*Extracted records:*

★ ★ ★ ★ ★

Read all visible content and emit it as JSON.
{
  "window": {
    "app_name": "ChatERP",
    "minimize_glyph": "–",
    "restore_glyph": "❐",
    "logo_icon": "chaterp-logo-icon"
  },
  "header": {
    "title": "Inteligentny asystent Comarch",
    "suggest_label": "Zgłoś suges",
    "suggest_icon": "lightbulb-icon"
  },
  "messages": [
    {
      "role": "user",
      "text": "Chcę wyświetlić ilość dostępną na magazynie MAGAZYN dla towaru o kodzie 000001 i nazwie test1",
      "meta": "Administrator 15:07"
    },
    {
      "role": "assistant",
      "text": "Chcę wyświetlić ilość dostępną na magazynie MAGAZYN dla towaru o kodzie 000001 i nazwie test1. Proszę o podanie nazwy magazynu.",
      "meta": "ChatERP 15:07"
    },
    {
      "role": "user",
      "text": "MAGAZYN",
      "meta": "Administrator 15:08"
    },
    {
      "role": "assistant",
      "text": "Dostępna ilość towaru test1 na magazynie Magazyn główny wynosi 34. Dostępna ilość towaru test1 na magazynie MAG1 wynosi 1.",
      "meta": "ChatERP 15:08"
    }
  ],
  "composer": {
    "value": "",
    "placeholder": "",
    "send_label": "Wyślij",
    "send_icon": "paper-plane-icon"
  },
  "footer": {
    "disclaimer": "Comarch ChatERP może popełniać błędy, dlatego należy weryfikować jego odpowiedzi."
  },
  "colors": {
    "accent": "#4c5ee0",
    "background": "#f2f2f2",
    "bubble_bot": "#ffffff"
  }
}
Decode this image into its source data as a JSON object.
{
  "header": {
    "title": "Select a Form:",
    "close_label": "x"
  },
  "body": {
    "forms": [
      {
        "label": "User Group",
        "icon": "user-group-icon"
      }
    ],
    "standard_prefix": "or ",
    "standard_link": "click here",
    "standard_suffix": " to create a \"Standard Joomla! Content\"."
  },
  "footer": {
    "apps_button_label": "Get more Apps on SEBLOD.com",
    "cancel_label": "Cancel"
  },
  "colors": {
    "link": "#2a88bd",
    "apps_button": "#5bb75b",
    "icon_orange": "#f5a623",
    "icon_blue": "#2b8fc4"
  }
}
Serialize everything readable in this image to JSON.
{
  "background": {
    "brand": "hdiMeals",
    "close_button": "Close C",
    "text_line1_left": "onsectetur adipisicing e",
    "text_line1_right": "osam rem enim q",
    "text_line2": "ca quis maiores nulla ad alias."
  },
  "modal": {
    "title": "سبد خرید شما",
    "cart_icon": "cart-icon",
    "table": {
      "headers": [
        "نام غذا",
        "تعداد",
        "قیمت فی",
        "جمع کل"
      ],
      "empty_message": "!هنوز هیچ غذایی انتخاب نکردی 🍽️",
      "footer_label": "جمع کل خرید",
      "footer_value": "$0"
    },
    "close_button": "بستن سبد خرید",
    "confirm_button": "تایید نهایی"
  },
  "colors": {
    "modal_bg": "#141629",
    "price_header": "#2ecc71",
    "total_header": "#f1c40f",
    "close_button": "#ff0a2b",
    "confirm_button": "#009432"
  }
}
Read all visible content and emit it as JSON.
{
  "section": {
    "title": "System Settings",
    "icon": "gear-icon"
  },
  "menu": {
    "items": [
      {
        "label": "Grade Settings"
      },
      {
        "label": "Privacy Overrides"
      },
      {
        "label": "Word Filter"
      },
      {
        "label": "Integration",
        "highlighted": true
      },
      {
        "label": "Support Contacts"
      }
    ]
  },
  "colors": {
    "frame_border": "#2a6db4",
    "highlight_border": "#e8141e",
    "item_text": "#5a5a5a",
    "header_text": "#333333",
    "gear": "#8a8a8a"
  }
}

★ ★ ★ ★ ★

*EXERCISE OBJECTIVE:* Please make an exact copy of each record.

*RESULT FOR THIS EXERCISE:*
Read all visible content and emit it as JSON.
{
  "window": {
    "app_name": "ChatERP",
    "minimize_glyph": "–",
    "restore_glyph": "❐",
    "logo_icon": "chaterp-logo-icon"
  },
  "header": {
    "title": "Inteligentny asystent Comarch",
    "suggest_label": "Zgłoś suges",
    "suggest_icon": "lightbulb-icon"
  },
  "messages": [
    {
      "role": "user",
      "text": "Chcę wyświetlić ilość dostępną na magazynie MAGAZYN dla towaru o kodzie 000001 i nazwie test1",
      "meta": "Administrator 15:07"
    },
    {
      "role": "assistant",
      "text": "Chcę wyświetlić ilość dostępną na magazynie MAGAZYN dla towaru o kodzie 000001 i nazwie test1. Proszę o podanie nazwy magazynu.",
      "meta": "ChatERP 15:07"
    },
    {
      "role": "user",
      "text": "MAGAZYN",
      "meta": "Administrator 15:08"
    },
    {
      "role": "assistant",
      "text": "Dostępna ilość towaru test1 na magazynie Magazyn główny wynosi 34. Dostępna ilość towaru test1 na magazynie MAG1 wynosi 1.",
      "meta": "ChatERP 15:08"
    }
  ],
  "composer": {
    "value": "",
    "placeholder": "",
    "send_label": "Wyślij",
    "send_icon": "paper-plane-icon"
  },
  "footer": {
    "disclaimer": "Comarch ChatERP może popełniać błędy, dlatego należy weryfikować jego odpowiedzi."
  },
  "colors": {
    "accent": "#4c5ee0",
    "background": "#f2f2f2",
    "bubble_bot": "#ffffff"
  }
}
Decode this image into its source data as a JSON object.
{
  "header": {
    "title": "Select a Form:",
    "close_label": "x"
  },
  "body": {
    "forms": [
      {
        "label": "User Group",
        "icon": "user-group-icon"
      }
    ],
    "standard_prefix": "or ",
    "standard_link": "click here",
    "standard_suffix": " to create a \"Standard Joomla! Content\"."
  },
  "footer": {
    "apps_button_label": "Get more Apps on SEBLOD.com",
    "cancel_label": "Cancel"
  },
  "colors": {
    "link": "#2a88bd",
    "apps_button": "#5bb75b",
    "icon_orange": "#f5a623",
    "icon_blue": "#2b8fc4"
  }
}
Serialize everything readable in this image to JSON.
{
  "background": {
    "brand": "hdiMeals",
    "close_button": "Close C",
    "text_line1_left": "onsectetur adipisicing e",
    "text_line1_right": "osam rem enim q",
    "text_line2": "ca quis maiores nulla ad alias."
  },
  "modal": {
    "title": "سبد خرید شما",
    "cart_icon": "cart-icon",
    "table": {
      "headers": [
        "نام غذا",
        "تعداد",
        "قیمت فی",
        "جمع کل"
      ],
      "empty_message": "!هنوز هیچ غذایی انتخاب نکردی 🍽️",
      "footer_label": "جمع کل خرید",
      "footer_value": "$0"
    },
    "close_button": "بستن سبد خرید",
    "confirm_button": "تایید نهایی"
  },
  "colors": {
    "modal_bg": "#141629",
    "price_header": "#2ecc71",
    "total_header": "#f1c40f",
    "close_button": "#ff0a2b",
    "confirm_button": "#009432"
  }
}
Read all visible content and emit it as JSON.
{
  "section": {
    "title": "System Settings",
    "icon": "gear-icon"
  },
  "menu": {
    "items": [
      {
        "label": "Grade Settings"
      },
      {
        "label": "Privacy Overrides"
      },
      {
        "label": "Word Filter"
      },
      {
        "label": "Integration",
        "highlighted": true
      },
      {
        "label": "Support Contacts"
      }
    ]
  },
  "colors": {
    "frame_border": "#2a6db4",
    "highlight_border": "#e8141e",
    "item_text": "#5a5a5a",
    "header_text": "#333333",
    "gear": "#8a8a8a"
  }
}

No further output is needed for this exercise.